I would also amend the 1867 Maori Representation Act. The original act guaranteed a total of four reserved seats for the Maori. In 1996 the act was amended, which allowed a greater number of dedicated Maori seats, which better reflected the population. I would amend the act to have Maori representation in Parliament be proportional to its population. In 1867 this would have earned them approximately 20 percent of the seats in Parliament. Though this would not have been a number strong enough to overturn or stop the actions of whites by themselves, it would have given them greater power to work whites who were sympathetic to their cause.
New Zealand’s unique geographical location has left it a pristine preserve of natural beauty. And its indigenous peoples were the last to be utterly devastated, and one of the first to recover. The country’s distance from the metropole, and resilient Maoris, were the biggest problems facing its governance. All things considered, it turned out well.
 Michael King, The Penguin History of New Zealand, (Auckland: Penguin Books, 2003), 19
 Ranginui Walker, Ka Whawhai Tonu Matou: Struggle Without End, (Auckland: Penguin Group), 24
 Walker, Struggle, 24
 King, The Penguin History of New Zealand, 19
 James Belich, The New Zealand Wars, and the Victorian Interpretation of Racial Conflict, (Auckland: Penguin Books, 1986), 17
 Geoffrey W. Rice, edt., The Oxford History of New Zealand: Second Edition, (Auckland: Oxford University Press, 1992), 29
 King, The Penguin History of New Zealand, 102
 Rice, Oxford, 29
 Walker, Struggle, 78
 King, The Penguin History of New Zealand, 126
 James Cook, The Journals of Captain Cook, (New York: Penguin Books, 2003), 80-81
 Cook, Journals, 81-82
 Cook, Journals, 77
Cook, Journals, 82
 Rice, Oxford, 29
King, The Penguin History of New Zealand, 105
 Rice, Oxford, 30

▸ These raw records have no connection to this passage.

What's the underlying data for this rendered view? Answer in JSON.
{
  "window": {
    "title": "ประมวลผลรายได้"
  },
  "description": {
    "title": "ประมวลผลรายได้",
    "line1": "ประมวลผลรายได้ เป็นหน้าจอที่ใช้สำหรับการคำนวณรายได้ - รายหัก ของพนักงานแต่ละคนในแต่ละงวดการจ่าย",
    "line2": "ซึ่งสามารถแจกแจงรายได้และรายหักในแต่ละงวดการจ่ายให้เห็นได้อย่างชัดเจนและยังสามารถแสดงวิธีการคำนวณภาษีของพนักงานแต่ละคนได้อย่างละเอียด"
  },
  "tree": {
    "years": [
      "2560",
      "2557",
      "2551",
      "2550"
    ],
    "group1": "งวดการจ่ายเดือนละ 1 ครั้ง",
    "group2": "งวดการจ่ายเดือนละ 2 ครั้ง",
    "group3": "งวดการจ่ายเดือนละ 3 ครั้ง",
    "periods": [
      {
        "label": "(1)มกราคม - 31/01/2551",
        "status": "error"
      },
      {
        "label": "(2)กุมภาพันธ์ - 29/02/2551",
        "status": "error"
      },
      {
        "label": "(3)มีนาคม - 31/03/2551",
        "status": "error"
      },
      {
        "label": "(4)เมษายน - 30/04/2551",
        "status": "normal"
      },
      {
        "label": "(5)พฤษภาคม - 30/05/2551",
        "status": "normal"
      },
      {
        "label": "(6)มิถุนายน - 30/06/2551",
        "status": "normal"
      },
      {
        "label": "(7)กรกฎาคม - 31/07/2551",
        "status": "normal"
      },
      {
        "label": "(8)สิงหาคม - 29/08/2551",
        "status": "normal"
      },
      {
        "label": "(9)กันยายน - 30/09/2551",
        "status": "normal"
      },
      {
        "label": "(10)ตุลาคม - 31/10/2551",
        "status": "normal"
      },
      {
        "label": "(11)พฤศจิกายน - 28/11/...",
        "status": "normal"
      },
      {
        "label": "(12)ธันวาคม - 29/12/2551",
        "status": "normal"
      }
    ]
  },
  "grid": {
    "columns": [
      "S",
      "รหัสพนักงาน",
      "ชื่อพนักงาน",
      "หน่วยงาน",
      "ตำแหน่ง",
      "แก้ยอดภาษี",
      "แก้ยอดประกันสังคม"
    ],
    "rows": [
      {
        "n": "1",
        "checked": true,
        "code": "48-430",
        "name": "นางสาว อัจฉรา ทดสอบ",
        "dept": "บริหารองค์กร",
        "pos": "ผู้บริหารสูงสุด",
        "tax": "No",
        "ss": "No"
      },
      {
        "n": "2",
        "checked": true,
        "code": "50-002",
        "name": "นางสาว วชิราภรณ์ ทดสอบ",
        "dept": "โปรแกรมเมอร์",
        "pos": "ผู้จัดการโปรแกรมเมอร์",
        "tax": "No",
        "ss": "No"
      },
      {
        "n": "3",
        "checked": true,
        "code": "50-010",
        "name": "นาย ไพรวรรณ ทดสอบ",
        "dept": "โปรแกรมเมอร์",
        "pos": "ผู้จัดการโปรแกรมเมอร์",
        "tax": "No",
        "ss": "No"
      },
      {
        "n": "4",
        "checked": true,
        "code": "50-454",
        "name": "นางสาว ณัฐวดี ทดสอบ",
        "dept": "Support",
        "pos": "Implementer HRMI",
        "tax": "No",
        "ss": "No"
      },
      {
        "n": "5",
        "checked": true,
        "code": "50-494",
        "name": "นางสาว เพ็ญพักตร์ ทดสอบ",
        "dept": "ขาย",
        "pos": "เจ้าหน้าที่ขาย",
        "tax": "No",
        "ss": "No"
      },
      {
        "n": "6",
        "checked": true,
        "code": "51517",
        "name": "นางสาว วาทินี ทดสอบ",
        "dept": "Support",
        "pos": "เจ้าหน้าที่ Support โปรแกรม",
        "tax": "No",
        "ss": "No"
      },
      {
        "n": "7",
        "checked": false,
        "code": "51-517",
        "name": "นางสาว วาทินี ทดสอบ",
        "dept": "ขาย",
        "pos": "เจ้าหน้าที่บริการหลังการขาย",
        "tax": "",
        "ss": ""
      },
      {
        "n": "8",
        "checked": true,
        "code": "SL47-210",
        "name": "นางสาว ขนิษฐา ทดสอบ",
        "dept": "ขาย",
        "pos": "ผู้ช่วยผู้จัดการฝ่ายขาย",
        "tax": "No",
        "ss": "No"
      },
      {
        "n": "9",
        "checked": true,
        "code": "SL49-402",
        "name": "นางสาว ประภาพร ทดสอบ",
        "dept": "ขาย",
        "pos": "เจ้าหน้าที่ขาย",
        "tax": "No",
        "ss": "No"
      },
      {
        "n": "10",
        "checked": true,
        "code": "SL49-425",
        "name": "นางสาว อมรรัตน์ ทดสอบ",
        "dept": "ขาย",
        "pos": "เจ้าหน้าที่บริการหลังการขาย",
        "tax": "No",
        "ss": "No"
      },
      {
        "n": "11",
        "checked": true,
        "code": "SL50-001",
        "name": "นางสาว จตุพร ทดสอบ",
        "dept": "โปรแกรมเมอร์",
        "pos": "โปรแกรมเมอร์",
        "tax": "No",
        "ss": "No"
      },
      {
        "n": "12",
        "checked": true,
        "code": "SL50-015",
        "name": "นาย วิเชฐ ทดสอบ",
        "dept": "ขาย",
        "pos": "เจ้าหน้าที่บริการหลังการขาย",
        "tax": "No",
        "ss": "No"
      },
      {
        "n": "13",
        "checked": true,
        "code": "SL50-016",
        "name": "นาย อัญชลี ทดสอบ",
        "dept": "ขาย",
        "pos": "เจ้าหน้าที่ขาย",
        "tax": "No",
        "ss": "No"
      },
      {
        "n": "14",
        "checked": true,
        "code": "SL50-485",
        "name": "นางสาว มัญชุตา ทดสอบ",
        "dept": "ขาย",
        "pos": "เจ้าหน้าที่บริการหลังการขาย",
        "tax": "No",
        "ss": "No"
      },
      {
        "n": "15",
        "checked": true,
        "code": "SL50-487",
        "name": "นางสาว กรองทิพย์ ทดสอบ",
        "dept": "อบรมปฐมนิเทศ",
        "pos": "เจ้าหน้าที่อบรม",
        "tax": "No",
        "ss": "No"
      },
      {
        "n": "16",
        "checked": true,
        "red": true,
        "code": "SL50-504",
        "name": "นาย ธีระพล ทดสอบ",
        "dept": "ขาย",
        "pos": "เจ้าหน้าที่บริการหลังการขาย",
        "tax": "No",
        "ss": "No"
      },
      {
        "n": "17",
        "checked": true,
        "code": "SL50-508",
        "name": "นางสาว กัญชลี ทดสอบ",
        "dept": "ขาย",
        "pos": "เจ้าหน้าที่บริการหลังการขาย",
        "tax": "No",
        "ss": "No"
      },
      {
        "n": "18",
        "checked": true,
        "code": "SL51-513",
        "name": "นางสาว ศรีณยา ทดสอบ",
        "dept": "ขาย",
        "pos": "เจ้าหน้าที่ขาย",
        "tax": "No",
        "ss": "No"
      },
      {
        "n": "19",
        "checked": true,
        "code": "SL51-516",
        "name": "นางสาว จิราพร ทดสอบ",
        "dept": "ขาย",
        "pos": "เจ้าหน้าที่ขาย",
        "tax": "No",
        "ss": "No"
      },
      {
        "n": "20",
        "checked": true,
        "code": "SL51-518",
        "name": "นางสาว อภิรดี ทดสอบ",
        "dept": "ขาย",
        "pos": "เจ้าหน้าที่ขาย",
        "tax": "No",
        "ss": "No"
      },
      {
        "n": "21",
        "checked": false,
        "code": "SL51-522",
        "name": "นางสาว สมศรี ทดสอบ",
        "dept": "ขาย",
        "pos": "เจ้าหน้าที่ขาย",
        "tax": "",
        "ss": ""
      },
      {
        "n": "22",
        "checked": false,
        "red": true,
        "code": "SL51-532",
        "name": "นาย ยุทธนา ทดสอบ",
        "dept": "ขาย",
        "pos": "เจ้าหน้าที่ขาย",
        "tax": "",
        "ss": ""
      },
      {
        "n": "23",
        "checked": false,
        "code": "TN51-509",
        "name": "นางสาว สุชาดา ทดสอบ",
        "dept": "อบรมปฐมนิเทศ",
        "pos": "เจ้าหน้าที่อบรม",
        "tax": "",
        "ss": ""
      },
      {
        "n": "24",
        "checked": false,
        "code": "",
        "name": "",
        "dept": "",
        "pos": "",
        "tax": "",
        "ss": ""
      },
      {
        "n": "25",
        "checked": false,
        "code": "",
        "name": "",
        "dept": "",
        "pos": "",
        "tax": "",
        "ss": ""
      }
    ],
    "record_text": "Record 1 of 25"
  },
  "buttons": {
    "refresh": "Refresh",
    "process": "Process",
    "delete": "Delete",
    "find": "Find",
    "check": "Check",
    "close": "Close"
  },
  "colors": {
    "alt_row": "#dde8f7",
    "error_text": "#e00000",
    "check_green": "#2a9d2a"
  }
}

 Walker, Struggle, 78
 Herman Melville, Moby Dick, (New York: Barnes & Noble, 2003), 82
 Walker, Struggle, 78
 ibid, 79
 Belich, The New Zealand Wars, 19
 Belich, The New Zealand Wars, 19-20
 “Read the Treaty: The Differences between the texts”, (NZHistory.govt.nz), accessed November 27, 2016, https://nzhistory.govt.nz/politics/treaty/read-the-Treaty/differences-between-the-texts
 King, The Penguin History of New Zealand, 156
 ibid, 157
 “Read the Treaty”
 Belich, The New Zealand Wars, 20
 “Read the Treaty”
 Belich, The New Zealand Wars, 29
 ibid, 30
 Belich, The New Zealand Wars, 30
 “Read the Treaty,” (NZHistory.govt.nz), accessed November 27, 2016, https://nzhistory.govt.nz/politics/treaty/read-the-treaty/english-text
 Walker, Struggle, 103-4
 Belich, The New Zealand Wars, 31-2
 ibid, 64-5
 ibid, 65
 ibid, 73-80
 ibid, 75
 ibid, 76
 Belich, The New Zealand Wars, 77
 ibid, 78
 Rice, Oxford, 188-9
 King, The Penguin History of New Zealand, 400-1
 “New Zeland”, (Freedom House.com), accessed November 27, 2016, https://freedomhouse.org/report/freedom-world/2015/new-zealand
 Walker, Struggle, 186
 ibid, 313
 ibid, 210-2
 Walker, Struggle, 144